Boardwalk Empire (HBO). The Season 4 finale aired on Nov. 22 and episodes are still being shown. The Atlantic City, N.J. setup during the Prohibition Era has been renewed. HBO is also showing the popular series “The Sopranos” in syndication for your viewing pleasure.
Banshee (Cinemax). A new 2013 crime drama. A description from imbd.com written by megcak555 –
Lucas Hood (Antony Starr), an ex-con and master thief assumes the identity of a murdered sheriff where he continues his criminal activities. His past seems to haunt him by those he betrayed years earlier. This ex-con imposes his own brand of justice where violence erupts at every turn in the not so quiet Amish town, Banshee, Pennsylvania.
The Borgais (Showtime). The show was cancelled June 16 after three seasons but is still running on Showtime. The program’s plot involved the infamous Borgais family who used intimidation and murder to keep their wealth and power; including their rise in the Catholic Church. Academy Award winning actor Jeremy Irons plays the main character, the ruthless and sinful Pope Alexander VI.
Brooklyn Nine-Nine (FOX). This program is not the regular crime-ridden drama you see in many police procedurals but is a comedy about Brooklyn’s (New York) 99th precinct. It is described as a “new single-camera ensemble comedy about what happens when a talented but carefree detective and his diverse group of colleagues get a new captain with a lot to prove.”
The main stars are actors Andre Braugher (“Men of a Certain Age” and Homicide: Life on the Street”) as the new captain and Andy Samberg (“Saturday Night Live”) as the detective.
Almost Human (FOX). From Hollywoodreporter.com –
Almost Human (previously Human, the untitled Bad Robot/J.H. Wyman project)
Logline: The action-packed police drama is set 35 years in the future, when police officers are partnered with highly evolved human-like androids. An unlikely connection is forged when a cop with an aversion to robots and a robot with unexpected emotional responses investigate cases in a brave new world.
The program premiered on Nov. 17. The two detectives are actors Keith Urban and Michael Ealy.
The problem – with all the white characters on the show, why is the black guy (Ealy) the android; therefore the “almost human,” with no last name (Dorian). Ealy, a handsome guy, was a cop in a cable program last year called “Common Law” that was hacked. Now he plays a cop that is “almost human.” This is a historical irksome for me. This so-called sci-fi crime drama isn’t worth the watch.
Intelligence (CBS). The new cyber-security espionage has a special premiere on Jan. 7 at 9.
Chicago PD (NBC). Another show by executive producer Dick Wolf, who also has a current show on NBC called “Chicago Fire” seen Tuesdays at 10. Chicago PD is a police drama in Chicago’s Precinct 21. Premiere date: Jan. 8 at 10.
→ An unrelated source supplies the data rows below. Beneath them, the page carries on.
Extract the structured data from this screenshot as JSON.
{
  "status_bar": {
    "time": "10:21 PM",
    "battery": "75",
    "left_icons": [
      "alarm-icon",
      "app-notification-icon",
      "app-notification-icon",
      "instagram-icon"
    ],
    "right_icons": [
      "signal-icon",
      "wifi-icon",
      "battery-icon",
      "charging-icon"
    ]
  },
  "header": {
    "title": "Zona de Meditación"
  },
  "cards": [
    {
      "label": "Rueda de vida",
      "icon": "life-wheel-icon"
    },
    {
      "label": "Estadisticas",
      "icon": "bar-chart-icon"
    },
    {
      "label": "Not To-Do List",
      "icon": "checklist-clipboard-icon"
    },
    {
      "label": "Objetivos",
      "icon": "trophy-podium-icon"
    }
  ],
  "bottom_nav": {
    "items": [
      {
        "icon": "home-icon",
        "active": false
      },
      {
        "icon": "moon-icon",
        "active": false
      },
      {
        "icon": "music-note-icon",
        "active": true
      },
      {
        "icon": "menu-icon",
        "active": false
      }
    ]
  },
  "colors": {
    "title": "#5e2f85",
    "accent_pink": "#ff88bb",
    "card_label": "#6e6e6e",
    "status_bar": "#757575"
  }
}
The biggest crime drama flop this fall – Ironside. The series remake of the popular crime drama which first aired in 1967 and lasted for eight seasons was yanked off the air after three weeks (Oct. 2 – 23). NBC blamed low ratings for the pull.
TVby the numbers.com reported this –
"Ironside is an unnecessary, lackluster remake that could be a decent police procedural if it wasn't so mundane and monotonous.
Brian Tallerico of HollywoodChicago called it the "Worst New Drama of 2013" and awarded it 1 star out of 5, saying: "[Ironside is] the most cliched, least believable, least fun, and just awful new drama of the year. It is aggressively bad. Avoid at all costs. Blair Underwood... deserves better than the horrendous, uninteresting writing here. [Ironside] should be a way to explore how our physical well-being is only one part of our lives and how we approach our work, even crimefighting. It’s not. It’s just manipulative drama that hopes to make you stand up and cheer by reminding you over and over again how tough its title character remains."
Find more about 2013 TV shows in the Washington Post below.